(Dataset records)
↓↓↓

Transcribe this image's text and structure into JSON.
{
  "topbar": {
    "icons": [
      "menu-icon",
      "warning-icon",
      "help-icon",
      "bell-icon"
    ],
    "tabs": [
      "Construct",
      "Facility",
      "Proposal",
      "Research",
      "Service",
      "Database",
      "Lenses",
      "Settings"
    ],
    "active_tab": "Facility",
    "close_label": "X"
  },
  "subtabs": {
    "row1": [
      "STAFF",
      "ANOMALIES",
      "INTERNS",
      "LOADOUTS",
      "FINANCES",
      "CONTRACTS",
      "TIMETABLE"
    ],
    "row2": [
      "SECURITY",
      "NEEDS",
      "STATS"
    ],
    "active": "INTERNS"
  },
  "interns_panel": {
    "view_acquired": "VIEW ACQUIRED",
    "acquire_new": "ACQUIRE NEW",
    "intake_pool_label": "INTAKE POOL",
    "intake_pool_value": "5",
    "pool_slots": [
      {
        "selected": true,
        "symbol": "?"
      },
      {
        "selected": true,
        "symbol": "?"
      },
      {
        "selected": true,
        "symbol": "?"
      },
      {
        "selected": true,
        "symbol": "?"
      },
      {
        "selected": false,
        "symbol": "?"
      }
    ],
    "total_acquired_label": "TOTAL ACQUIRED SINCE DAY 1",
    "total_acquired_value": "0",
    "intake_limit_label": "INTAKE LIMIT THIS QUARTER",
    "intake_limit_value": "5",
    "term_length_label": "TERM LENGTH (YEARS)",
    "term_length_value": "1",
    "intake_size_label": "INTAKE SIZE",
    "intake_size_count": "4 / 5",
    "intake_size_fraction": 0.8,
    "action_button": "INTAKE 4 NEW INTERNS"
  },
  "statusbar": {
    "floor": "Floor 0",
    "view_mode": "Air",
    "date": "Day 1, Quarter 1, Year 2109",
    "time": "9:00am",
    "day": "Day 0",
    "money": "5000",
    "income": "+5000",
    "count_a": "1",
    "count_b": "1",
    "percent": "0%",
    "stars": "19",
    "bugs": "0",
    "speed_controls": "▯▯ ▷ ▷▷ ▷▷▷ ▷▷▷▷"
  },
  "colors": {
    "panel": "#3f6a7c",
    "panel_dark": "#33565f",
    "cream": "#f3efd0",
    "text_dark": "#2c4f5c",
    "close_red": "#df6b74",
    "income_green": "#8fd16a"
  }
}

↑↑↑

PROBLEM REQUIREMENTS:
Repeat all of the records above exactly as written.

TASK RESULT:
Transcribe this image's text and structure into JSON.
{
  "topbar": {
    "icons": [
      "menu-icon",
      "warning-icon",
      "help-icon",
      "bell-icon"
    ],
    "tabs": [
      "Construct",
      "Facility",
      "Proposal",
      "Research",
      "Service",
      "Database",
      "Lenses",
      "Settings"
    ],
    "active_tab": "Facility",
    "close_label": "X"
  },
  "subtabs": {
    "row1": [
      "STAFF",
      "ANOMALIES",
      "INTERNS",
      "LOADOUTS",
      "FINANCES",
      "CONTRACTS",
      "TIMETABLE"
    ],
    "row2": [
      "SECURITY",
      "NEEDS",
      "STATS"
    ],
    "active": "INTERNS"
  },
  "interns_panel": {
    "view_acquired": "VIEW ACQUIRED",
    "acquire_new": "ACQUIRE NEW",
    "intake_pool_label": "INTAKE POOL",
    "intake_pool_value": "5",
    "pool_slots": [
      {
        "selected": true,
        "symbol": "?"
      },
      {
        "selected": true,
        "symbol": "?"
      },
      {
        "selected": true,
        "symbol": "?"
      },
      {
        "selected": true,
        "symbol": "?"
      },
      {
        "selected": false,
        "symbol": "?"
      }
    ],
    "total_acquired_label": "TOTAL ACQUIRED SINCE DAY 1",
    "total_acquired_value": "0",
    "intake_limit_label": "INTAKE LIMIT THIS QUARTER",
    "intake_limit_value": "5",
    "term_length_label": "TERM LENGTH (YEARS)",
    "term_length_value": "1",
    "intake_size_label": "INTAKE SIZE",
    "intake_size_count": "4 / 5",
    "intake_size_fraction": 0.8,
    "action_button": "INTAKE 4 NEW INTERNS"
  },
  "statusbar": {
    "floor": "Floor 0",
    "view_mode": "Air",
    "date": "Day 1, Quarter 1, Year 2109",
    "time": "9:00am",
    "day": "Day 0",
    "money": "5000",
    "income": "+5000",
    "count_a": "1",
    "count_b": "1",
    "percent": "0%",
    "stars": "19",
    "bugs": "0",
    "speed_controls": "▯▯ ▷ ▷▷ ▷▷▷ ▷▷▷▷"
  },
  "colors": {
    "panel": "#3f6a7c",
    "panel_dark": "#33565f",
    "cream": "#f3efd0",
    "text_dark": "#2c4f5c",
    "close_red": "#df6b74",
    "income_green": "#8fd16a"
  }
}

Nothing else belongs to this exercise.